Wndsn Quadrant Telemeter: The Telemeter Side
The Telemeter side hosts a set of scales to measure angular size as well as a nomogram to determine distance or altitude from the measured values.
What is a Telemeter?
In the face of potential high-frequency disturbances, low tech becomes valuable as a backup or main tool.
All the calculations, trigonometry, and maths you need - hidden in a piece of string. Our distance nomographs revive ancient technologies and unite them for the first time in one low tech, high value instrument.
The string, the special setup of the measuring scale, and the trigonometry in the calculating scales are doing the work, thus preventing mental calculation error and eliminating the need for specific mathematical knowledge.

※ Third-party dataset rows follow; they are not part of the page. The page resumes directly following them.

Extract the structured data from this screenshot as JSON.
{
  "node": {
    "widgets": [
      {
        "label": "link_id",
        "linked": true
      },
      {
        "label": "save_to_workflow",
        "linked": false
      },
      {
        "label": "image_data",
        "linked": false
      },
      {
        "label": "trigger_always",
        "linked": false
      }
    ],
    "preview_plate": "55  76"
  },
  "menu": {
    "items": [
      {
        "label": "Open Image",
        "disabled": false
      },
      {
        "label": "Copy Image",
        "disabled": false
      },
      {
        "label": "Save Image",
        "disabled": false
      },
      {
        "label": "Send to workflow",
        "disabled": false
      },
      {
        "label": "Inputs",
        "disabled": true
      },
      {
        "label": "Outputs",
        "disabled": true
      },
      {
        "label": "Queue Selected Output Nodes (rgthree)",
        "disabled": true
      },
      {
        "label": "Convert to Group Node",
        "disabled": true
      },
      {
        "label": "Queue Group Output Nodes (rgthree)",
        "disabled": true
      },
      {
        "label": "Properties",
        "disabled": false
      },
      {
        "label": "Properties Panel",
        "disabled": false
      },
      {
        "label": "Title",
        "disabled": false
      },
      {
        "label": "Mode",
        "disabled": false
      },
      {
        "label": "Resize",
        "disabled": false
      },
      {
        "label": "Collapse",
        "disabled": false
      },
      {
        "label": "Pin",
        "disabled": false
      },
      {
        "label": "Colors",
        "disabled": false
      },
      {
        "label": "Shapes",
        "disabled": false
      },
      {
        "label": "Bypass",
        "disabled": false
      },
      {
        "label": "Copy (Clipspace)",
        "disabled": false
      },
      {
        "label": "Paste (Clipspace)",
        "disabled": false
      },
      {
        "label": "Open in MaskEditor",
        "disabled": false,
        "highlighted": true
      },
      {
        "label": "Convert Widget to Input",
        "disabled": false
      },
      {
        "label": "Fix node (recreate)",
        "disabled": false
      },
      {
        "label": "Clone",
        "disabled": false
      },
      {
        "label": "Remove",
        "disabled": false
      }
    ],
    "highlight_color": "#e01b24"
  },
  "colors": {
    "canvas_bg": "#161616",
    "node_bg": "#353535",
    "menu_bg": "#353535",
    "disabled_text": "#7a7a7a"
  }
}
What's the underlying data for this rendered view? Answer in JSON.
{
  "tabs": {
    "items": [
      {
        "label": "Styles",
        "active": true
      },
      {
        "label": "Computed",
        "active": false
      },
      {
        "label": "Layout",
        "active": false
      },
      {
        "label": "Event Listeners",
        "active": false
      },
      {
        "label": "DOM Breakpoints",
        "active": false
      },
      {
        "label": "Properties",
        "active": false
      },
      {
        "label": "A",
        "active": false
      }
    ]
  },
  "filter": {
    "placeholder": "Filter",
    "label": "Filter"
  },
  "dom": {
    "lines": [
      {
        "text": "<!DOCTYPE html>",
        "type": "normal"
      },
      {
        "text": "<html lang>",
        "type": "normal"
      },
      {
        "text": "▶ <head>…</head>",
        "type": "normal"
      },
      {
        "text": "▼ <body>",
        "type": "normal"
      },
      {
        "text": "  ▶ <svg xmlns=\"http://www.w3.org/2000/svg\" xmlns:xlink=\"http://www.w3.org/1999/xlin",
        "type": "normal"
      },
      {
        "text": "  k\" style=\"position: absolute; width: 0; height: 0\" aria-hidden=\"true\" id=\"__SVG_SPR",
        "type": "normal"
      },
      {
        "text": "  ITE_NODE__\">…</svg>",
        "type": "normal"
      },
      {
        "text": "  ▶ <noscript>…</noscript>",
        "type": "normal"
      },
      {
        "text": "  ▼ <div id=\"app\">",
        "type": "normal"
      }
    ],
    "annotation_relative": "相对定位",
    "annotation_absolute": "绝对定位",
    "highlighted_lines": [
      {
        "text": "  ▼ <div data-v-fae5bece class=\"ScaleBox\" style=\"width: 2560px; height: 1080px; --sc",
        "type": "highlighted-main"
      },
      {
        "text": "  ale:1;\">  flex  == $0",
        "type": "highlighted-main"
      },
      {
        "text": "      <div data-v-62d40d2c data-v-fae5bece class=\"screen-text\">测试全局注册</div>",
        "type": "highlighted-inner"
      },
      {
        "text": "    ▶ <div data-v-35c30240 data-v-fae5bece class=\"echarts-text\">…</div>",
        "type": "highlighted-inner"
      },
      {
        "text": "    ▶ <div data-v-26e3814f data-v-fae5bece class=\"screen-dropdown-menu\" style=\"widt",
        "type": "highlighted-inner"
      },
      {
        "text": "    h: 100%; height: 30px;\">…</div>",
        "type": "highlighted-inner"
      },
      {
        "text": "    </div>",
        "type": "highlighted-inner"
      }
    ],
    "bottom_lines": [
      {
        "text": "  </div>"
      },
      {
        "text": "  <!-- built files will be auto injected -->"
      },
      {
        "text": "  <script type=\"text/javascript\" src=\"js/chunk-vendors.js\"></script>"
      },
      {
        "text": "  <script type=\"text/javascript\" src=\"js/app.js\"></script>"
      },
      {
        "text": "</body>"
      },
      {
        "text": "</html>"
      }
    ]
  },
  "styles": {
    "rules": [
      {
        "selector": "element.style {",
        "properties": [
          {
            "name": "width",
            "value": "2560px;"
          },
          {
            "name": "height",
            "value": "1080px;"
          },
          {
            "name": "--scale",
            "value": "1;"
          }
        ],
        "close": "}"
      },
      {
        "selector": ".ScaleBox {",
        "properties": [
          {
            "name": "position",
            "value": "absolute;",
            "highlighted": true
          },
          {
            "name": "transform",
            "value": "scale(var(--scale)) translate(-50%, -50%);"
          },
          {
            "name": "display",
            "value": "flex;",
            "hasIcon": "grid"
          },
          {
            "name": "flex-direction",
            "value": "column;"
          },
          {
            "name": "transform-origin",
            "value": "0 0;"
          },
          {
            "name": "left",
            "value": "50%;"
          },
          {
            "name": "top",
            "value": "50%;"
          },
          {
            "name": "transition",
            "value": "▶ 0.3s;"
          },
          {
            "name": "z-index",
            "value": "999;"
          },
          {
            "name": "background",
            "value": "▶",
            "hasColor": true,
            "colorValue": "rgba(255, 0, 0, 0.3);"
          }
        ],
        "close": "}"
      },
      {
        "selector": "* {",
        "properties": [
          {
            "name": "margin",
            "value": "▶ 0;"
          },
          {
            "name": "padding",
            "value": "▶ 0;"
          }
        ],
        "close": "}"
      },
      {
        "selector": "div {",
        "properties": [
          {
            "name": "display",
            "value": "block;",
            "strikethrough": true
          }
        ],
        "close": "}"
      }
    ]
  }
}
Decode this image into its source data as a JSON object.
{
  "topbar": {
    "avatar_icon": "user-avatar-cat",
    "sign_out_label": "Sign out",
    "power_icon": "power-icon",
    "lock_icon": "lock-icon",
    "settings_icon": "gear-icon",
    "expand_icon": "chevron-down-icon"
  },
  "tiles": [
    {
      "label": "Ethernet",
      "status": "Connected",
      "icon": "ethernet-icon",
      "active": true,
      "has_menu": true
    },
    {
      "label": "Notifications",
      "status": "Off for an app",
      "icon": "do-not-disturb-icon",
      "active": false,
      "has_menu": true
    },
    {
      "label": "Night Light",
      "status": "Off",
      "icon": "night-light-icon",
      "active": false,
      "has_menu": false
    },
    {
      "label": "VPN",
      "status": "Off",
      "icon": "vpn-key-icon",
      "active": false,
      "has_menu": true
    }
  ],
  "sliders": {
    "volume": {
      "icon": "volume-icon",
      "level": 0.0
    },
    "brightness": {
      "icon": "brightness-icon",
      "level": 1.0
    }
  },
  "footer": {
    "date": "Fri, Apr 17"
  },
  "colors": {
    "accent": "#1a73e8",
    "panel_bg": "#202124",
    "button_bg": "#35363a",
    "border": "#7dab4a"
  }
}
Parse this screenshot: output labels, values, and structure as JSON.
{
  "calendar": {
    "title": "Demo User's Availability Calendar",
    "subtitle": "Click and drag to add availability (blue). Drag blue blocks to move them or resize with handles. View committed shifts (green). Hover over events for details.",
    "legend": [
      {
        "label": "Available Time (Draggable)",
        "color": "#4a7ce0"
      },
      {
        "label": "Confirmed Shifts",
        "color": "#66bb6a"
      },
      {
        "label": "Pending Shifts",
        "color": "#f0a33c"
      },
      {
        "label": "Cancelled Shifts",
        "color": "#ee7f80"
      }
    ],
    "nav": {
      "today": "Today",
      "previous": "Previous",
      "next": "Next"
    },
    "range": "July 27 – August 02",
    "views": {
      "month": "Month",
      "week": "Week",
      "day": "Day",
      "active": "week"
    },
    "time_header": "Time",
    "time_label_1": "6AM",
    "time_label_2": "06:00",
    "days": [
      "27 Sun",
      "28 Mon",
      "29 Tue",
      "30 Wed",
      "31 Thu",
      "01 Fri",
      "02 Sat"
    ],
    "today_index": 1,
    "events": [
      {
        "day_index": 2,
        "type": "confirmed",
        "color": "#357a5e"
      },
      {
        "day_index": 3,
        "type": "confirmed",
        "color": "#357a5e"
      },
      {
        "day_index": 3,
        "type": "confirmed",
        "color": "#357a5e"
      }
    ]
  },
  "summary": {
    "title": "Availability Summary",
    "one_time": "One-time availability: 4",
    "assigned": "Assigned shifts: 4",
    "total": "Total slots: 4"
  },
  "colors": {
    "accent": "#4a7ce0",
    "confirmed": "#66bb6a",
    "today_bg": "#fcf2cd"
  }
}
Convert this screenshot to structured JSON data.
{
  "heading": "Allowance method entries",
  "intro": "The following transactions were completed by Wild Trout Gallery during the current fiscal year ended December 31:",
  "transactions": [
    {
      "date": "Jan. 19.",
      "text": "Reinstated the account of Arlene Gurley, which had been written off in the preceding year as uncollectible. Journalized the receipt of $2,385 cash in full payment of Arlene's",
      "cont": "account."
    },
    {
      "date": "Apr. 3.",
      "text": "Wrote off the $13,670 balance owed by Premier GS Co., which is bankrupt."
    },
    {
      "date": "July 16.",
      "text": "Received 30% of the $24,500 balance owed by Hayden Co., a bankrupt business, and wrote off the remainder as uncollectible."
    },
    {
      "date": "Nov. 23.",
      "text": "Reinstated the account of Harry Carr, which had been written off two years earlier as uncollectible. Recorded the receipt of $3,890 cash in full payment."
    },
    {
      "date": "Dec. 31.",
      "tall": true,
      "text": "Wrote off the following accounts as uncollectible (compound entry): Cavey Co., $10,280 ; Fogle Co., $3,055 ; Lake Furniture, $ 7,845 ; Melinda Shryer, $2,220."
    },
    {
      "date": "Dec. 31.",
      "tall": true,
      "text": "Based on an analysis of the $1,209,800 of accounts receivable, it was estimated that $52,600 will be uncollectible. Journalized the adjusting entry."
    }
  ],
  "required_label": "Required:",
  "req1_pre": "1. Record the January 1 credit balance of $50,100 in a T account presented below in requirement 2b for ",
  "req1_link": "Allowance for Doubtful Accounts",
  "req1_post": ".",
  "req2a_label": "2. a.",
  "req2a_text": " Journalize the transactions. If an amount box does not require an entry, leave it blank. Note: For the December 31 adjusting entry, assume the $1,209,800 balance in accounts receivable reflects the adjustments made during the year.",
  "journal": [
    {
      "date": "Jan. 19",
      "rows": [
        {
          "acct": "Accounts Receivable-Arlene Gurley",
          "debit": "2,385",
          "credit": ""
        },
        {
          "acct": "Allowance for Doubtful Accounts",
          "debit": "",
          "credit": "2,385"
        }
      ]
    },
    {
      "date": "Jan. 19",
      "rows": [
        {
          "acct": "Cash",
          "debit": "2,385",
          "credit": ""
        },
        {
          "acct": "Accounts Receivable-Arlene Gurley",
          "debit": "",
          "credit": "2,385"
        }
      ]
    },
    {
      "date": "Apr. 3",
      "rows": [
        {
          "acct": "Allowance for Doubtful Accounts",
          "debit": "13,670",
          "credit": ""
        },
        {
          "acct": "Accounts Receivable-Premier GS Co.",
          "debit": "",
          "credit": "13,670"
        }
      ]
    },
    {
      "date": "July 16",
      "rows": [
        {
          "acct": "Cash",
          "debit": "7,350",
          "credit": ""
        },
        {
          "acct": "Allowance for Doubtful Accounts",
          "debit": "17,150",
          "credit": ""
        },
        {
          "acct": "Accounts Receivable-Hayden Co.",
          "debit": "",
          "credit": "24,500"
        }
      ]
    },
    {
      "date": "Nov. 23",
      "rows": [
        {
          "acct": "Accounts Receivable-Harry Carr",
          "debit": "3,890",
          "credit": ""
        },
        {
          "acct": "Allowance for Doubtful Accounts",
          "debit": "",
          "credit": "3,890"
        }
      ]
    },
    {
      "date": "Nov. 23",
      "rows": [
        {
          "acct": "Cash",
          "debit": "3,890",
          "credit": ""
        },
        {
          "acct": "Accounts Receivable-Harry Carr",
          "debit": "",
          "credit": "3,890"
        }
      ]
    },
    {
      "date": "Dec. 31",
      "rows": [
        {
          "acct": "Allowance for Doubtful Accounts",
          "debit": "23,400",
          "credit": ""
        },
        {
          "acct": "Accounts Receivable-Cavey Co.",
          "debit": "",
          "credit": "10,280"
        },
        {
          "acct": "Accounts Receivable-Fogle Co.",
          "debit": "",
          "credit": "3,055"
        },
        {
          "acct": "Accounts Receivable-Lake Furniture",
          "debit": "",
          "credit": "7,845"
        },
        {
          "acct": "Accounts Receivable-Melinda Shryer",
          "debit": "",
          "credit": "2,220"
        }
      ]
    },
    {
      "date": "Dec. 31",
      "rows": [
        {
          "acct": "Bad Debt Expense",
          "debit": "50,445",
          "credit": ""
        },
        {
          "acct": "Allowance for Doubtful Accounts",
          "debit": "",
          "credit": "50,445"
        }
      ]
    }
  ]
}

A tool for makeshift navigation and rangefinding, the Wndsn Telemeter enables you to do more than merely guessing distances. Find an object of known size at the distance you need to measure and let the baked in trigonometry do the rest for you; all by aligning the provided string across the scales.
This means that you can copy dimensions from the real world onto a small ruler in your hand and read the matching distances directly from the engraved scale.
The credit-card sized brass Telemeter is easily carried in a wallet and can be used to measure arbitrary lengths since the degree scale happens to double as a centimeter scale.
How can we ensure successful navigation, surveying, rangefinding, and local positioning in adverse conditions where guesswork isn’t good enough?
At Wndsn, we ask two questions in order to devise our solutions:
- What happens when the lights go out.
- What can we provide that can't be improvised.
When electronics stop working, all our usual strategies and technological solutions are unavailable. Rangefinding can be improvised without specific tools, but we can make a difference by improving the accuracy by one or even two orders of magnitude.
The worst case model, based on our high frequency research, is a reality in which electricity and data networks aren't available or accessible.
The solution is to go back before the age of electricity and look for tried and true knowledge that was good enough for thousands of years. The answer is obvious: low tech.
Navies around the world still (and again) offer sextant training to their midshipmen, knowing that there is always a place for the art and science of low tech (but high utility) navigation. The sextant and its predecessors, traditional celestial navigation, surveying, triangulation, as well as analogue wayfinding techniques form the DNA of our Telemeters.
The distance from eye to measured object, and the height of the measured object, form two sides of a right triangle, and thus determine an angle:
D = S * d / s
D is the distance to the object,
S is the size of the object observed,
d is the distance from the measurement device to the observer's eye, and
s is the apparent size of the object observed.
We are making use of trigonometry to determine the relationships between values we have, values we are able to measure, and the values we need to calculate.
The word Telemetry is derived from Greek roots: tele = remote, and metron = measure; and we do exactly that; measuring from afar.
A telemeter is a device used to remotely measure any quantity. It consists of a sensor, a transmission path, and a display, recording, or control device. Telemeters are the physical devices used in telemetry. Electronic devices are widely used in telemetry and can be wireless or hard-wired, analog or digital. Other technologies are also possible, such as mechanical, hydraulic and optical. (Wikipedia)
For our distance measuring instruments, for mission-critical durability and reliability, we prefer the analog and graphical kind of telemetry.